My essay argues that freedom in society cannot exist without censorship. Because censorship is evident in every society, it becomes crucial in identifying where and how it must be usefully applied. For the questions posed by this contest, I explain why it’s tenable a company would allow a foreign dictator accused of mass murder to be part of a media platform, but not a native-born politician who occupies an elected position. I seek to illustrate the existential damage that conspiracy theories and unreality can do to a democracy if allowed to instantiate itself into the elected hierarchy, and that a suitable way to combat this collective poisoning is to allow various public entities to be engaged in censoring their own platforms. Finally, I make the point that cancel culture is a symptom of social mores and civil boundaries shifting, rather than speech

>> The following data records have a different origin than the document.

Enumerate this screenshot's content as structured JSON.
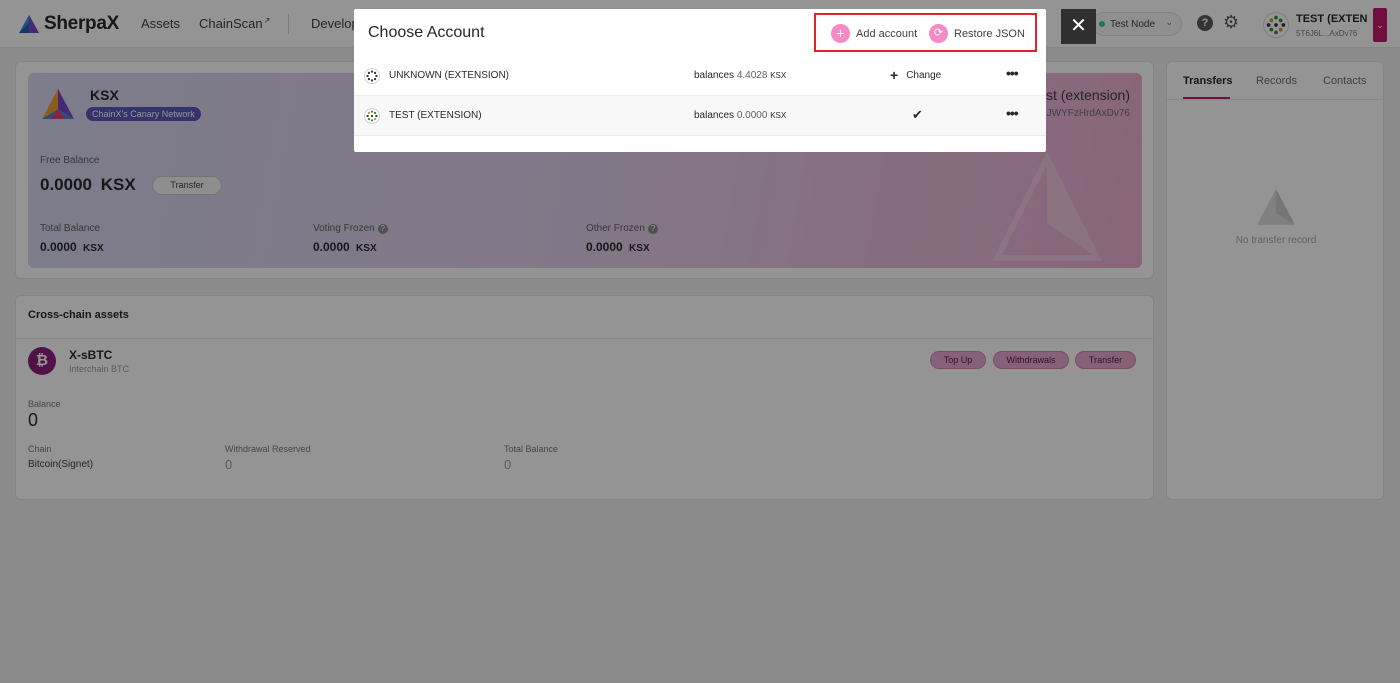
{
  "nav": {
    "logo": "SherpaX",
    "links": [
      "Assets",
      "ChainScan",
      "Develop"
    ],
    "node": "Test Node",
    "account_name": "TEST (EXTEN",
    "account_addr": "5T6J6L...AxDv76"
  },
  "asset": {
    "token": "KSX",
    "network_badge": "ChainX's Canary Network",
    "account_label": "est (extension)",
    "account_addr": "JWYFzHrdAxDv76",
    "free_label": "Free Balance",
    "free_value": "0.0000",
    "free_unit": "KSX",
    "transfer_label": "Transfer",
    "total_label": "Total Balance",
    "total_value": "0.0000",
    "total_unit": "KSX",
    "voting_label": "Voting Frozen",
    "voting_value": "0.0000",
    "voting_unit": "KSX",
    "other_label": "Other Frozen",
    "other_value": "0.0000",
    "other_unit": "KSX"
  },
  "cross": {
    "title": "Cross-chain assets",
    "coin_symbol": "₿",
    "coin_name": "X-sBTC",
    "coin_sub": "Interchain BTC",
    "buttons": {
      "topup": "Top Up",
      "withdrawals": "Withdrawals",
      "transfer": "Transfer"
    },
    "balance_label": "Balance",
    "balance_value": "0",
    "chain_label": "Chain",
    "chain_value": "Bitcoin(Signet)",
    "withdrawal_reserved_label": "Withdrawal Reserved",
    "withdrawal_reserved_value": "0",
    "total_balance_label": "Total Balance",
    "total_balance_value": "0"
  },
  "side": {
    "tabs": [
      "Transfers",
      "Records",
      "Contacts"
    ],
    "empty_text": "No transfer record"
  },
  "modal": {
    "title": "Choose Account",
    "add_account": "Add account",
    "restore_json": "Restore JSON",
    "close": "✕",
    "rows": [
      {
        "name": "UNKNOWN (EXTENSION)",
        "balances_label": "balances",
        "balance": "4.4028",
        "unit": "KSX",
        "action": "Change"
      },
      {
        "name": "TEST (EXTENSION)",
        "balances_label": "balances",
        "balance": "0.0000",
        "unit": "KSX",
        "action": "selected"
      }
    ]
  },
  "colors": {
    "accent": "#c21a6b",
    "modal_icon": "#f48bc4",
    "highlight_box": "#e0242b"
  }
}
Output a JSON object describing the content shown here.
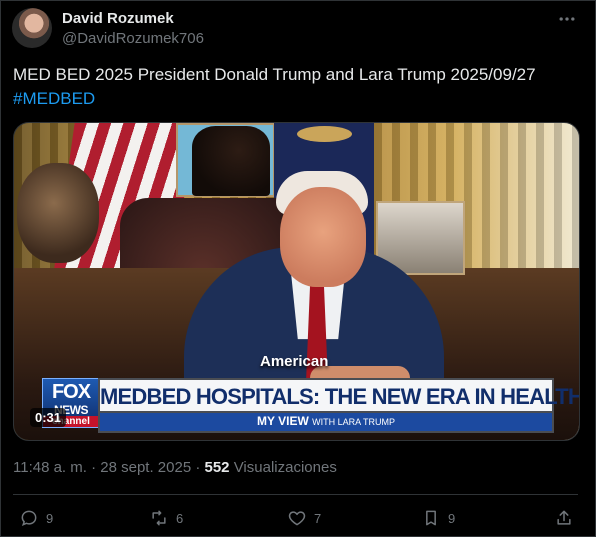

being shrunk or curtailed. I do this while acknowledging that as large shifts in public expectations change, there will always be anecdotal examples that are generated by these shifts, many of which serve the purpose of alarmists on all sides. The obvious fact is, every society engages in censorship. It’s merely a question of how much, and in what way.